Other charging standards: OnePlus Warp Charge, Oppo SuperVOOC, Huawei Super Charge
Some manufacturers have begun to really push the boundary of fast charging in smartphones, especially in Asia – brands like OnePlus, Oppo, Huawei, and Vivo all have proprietary charging standards that require often not only specifically branded power bricks, but special USB cables to properly function as well. You’ll need to consult the web based on your phone model to determine what, if any, alternate fast charge methods a phone with these technologies may support, as it’s probably going to vary substantially. That said, these custom super fast charge methods are often much faster than what you get on a Pixel, iPhone, or Galaxy phone – some max at out at more than twice the peak output of these “traditional” flagship smartphones (Oppo’s latest SuperVOOC can hit a tremendous 50W). So, while the cost may be expensive, first-party chargers that are only available from the manufacturer, the payoff is potentially way, way faster charging.
Tech like Oppo’s 50W SuperVOOC is no joke – it’s really fast.
As to the downsides of heat and battery stress? Unless you plan to own your smartphone for many years, it’s unlikely these boosted charging methods will degrade your phone’s battery a lot faster than traditional chargers. Also, even if your battery does drain a bit faster, you’ll be able to charge it so rapidly that it will mean far less time tethered to a cable in the first place. That means less time charging your phone and more time when it’s available – a trade-off that’s probably more than worth it for most people.

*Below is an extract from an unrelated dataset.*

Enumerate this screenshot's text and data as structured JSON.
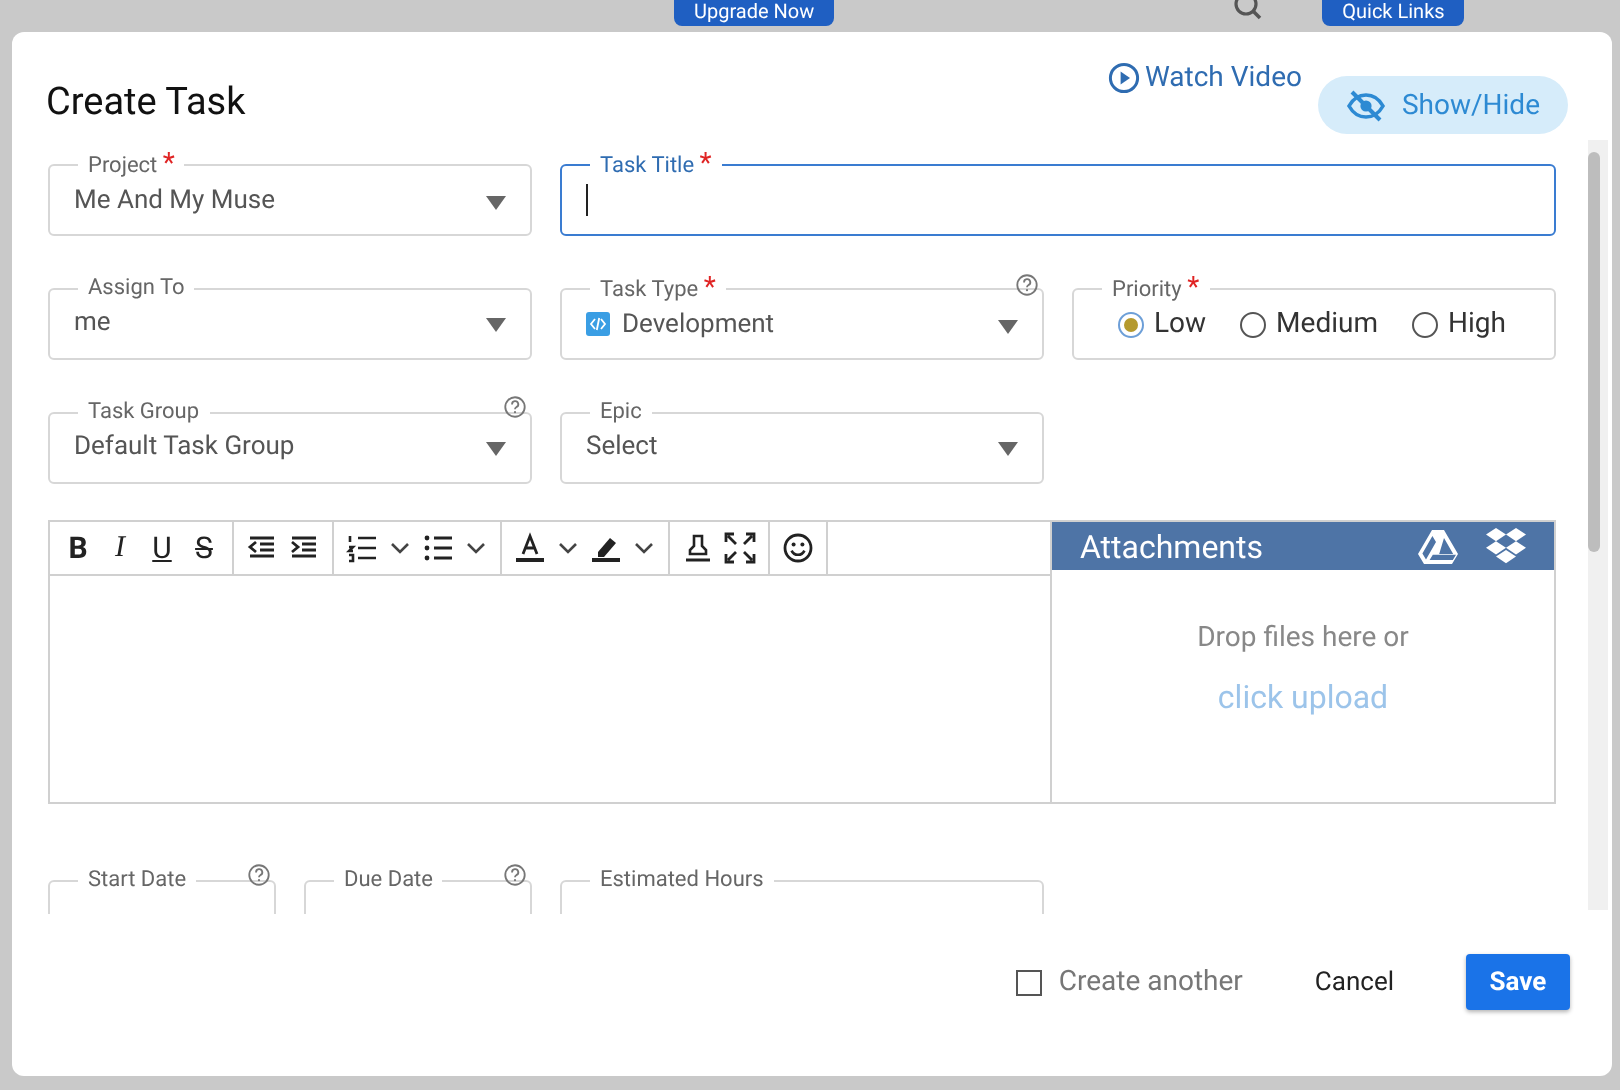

Charging is becoming a real confusing part of owning a phone, so we hope this guide helped clear a few things up. Let us know in the comments if there are more subjects you’d like to see covered.
Android Police Team